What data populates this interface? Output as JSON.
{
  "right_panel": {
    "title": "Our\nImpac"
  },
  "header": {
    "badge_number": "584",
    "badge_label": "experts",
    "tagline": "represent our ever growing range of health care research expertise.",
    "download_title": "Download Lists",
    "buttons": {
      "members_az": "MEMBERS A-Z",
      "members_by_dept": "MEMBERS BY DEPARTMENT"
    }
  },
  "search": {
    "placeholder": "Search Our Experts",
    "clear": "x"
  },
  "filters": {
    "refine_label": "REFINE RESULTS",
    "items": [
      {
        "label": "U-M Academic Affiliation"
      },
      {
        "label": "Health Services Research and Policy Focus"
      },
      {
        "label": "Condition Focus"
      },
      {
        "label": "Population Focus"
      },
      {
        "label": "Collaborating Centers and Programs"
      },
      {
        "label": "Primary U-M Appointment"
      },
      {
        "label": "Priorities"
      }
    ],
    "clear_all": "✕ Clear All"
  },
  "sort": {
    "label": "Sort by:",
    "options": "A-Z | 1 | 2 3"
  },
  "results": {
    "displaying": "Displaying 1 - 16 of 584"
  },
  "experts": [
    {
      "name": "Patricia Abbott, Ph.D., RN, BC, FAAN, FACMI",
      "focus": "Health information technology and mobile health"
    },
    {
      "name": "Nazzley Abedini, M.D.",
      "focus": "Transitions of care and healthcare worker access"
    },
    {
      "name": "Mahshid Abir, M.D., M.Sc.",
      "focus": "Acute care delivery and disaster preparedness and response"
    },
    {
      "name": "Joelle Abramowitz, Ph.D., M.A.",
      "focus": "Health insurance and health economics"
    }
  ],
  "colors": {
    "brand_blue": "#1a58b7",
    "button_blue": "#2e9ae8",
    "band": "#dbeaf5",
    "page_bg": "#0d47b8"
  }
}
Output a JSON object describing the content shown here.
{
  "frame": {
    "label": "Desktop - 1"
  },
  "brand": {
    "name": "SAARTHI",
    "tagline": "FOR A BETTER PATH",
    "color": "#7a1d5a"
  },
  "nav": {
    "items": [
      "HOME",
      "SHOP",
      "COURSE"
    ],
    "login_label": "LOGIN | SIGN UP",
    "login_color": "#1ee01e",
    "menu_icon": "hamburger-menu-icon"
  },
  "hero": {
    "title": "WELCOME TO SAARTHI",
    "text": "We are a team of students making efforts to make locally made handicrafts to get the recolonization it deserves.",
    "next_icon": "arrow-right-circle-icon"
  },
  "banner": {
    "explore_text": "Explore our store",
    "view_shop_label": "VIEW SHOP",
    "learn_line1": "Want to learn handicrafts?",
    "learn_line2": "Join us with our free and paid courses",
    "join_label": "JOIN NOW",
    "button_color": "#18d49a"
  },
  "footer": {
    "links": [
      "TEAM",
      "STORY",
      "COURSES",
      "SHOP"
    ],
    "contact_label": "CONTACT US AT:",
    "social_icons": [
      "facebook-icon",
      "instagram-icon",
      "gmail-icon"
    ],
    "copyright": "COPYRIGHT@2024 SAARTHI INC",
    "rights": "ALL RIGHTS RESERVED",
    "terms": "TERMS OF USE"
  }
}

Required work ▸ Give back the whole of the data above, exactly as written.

Result for this task ▸
What data populates this interface? Output as JSON.
{
  "right_panel": {
    "title": "Our\nImpac"
  },
  "header": {
    "badge_number": "584",
    "badge_label": "experts",
    "tagline": "represent our ever growing range of health care research expertise.",
    "download_title": "Download Lists",
    "buttons": {
      "members_az": "MEMBERS A-Z",
      "members_by_dept": "MEMBERS BY DEPARTMENT"
    }
  },
  "search": {
    "placeholder": "Search Our Experts",
    "clear": "x"
  },
  "filters": {
    "refine_label": "REFINE RESULTS",
    "items": [
      {
        "label": "U-M Academic Affiliation"
      },
      {
        "label": "Health Services Research and Policy Focus"
      },
      {
        "label": "Condition Focus"
      },
      {
        "label": "Population Focus"
      },
      {
        "label": "Collaborating Centers and Programs"
      },
      {
        "label": "Primary U-M Appointment"
      },
      {
        "label": "Priorities"
      }
    ],
    "clear_all": "✕ Clear All"
  },
  "sort": {
    "label": "Sort by:",
    "options": "A-Z | 1 | 2 3"
  },
  "results": {
    "displaying": "Displaying 1 - 16 of 584"
  },
  "experts": [
    {
      "name": "Patricia Abbott, Ph.D., RN, BC, FAAN, FACMI",
      "focus": "Health information technology and mobile health"
    },
    {
      "name": "Nazzley Abedini, M.D.",
      "focus": "Transitions of care and healthcare worker access"
    },
    {
      "name": "Mahshid Abir, M.D., M.Sc.",
      "focus": "Acute care delivery and disaster preparedness and response"
    },
    {
      "name": "Joelle Abramowitz, Ph.D., M.A.",
      "focus": "Health insurance and health economics"
    }
  ],
  "colors": {
    "brand_blue": "#1a58b7",
    "button_blue": "#2e9ae8",
    "band": "#dbeaf5",
    "page_bg": "#0d47b8"
  }
}
Output a JSON object describing the content shown here.
{
  "frame": {
    "label": "Desktop - 1"
  },
  "brand": {
    "name": "SAARTHI",
    "tagline": "FOR A BETTER PATH",
    "color": "#7a1d5a"
  },
  "nav": {
    "items": [
      "HOME",
      "SHOP",
      "COURSE"
    ],
    "login_label": "LOGIN | SIGN UP",
    "login_color": "#1ee01e",
    "menu_icon": "hamburger-menu-icon"
  },
  "hero": {
    "title": "WELCOME TO SAARTHI",
    "text": "We are a team of students making efforts to make locally made handicrafts to get the recolonization it deserves.",
    "next_icon": "arrow-right-circle-icon"
  },
  "banner": {
    "explore_text": "Explore our store",
    "view_shop_label": "VIEW SHOP",
    "learn_line1": "Want to learn handicrafts?",
    "learn_line2": "Join us with our free and paid courses",
    "join_label": "JOIN NOW",
    "button_color": "#18d49a"
  },
  "footer": {
    "links": [
      "TEAM",
      "STORY",
      "COURSES",
      "SHOP"
    ],
    "contact_label": "CONTACT US AT:",
    "social_icons": [
      "facebook-icon",
      "instagram-icon",
      "gmail-icon"
    ],
    "copyright": "COPYRIGHT@2024 SAARTHI INC",
    "rights": "ALL RIGHTS RESERVED",
    "terms": "TERMS OF USE"
  }
}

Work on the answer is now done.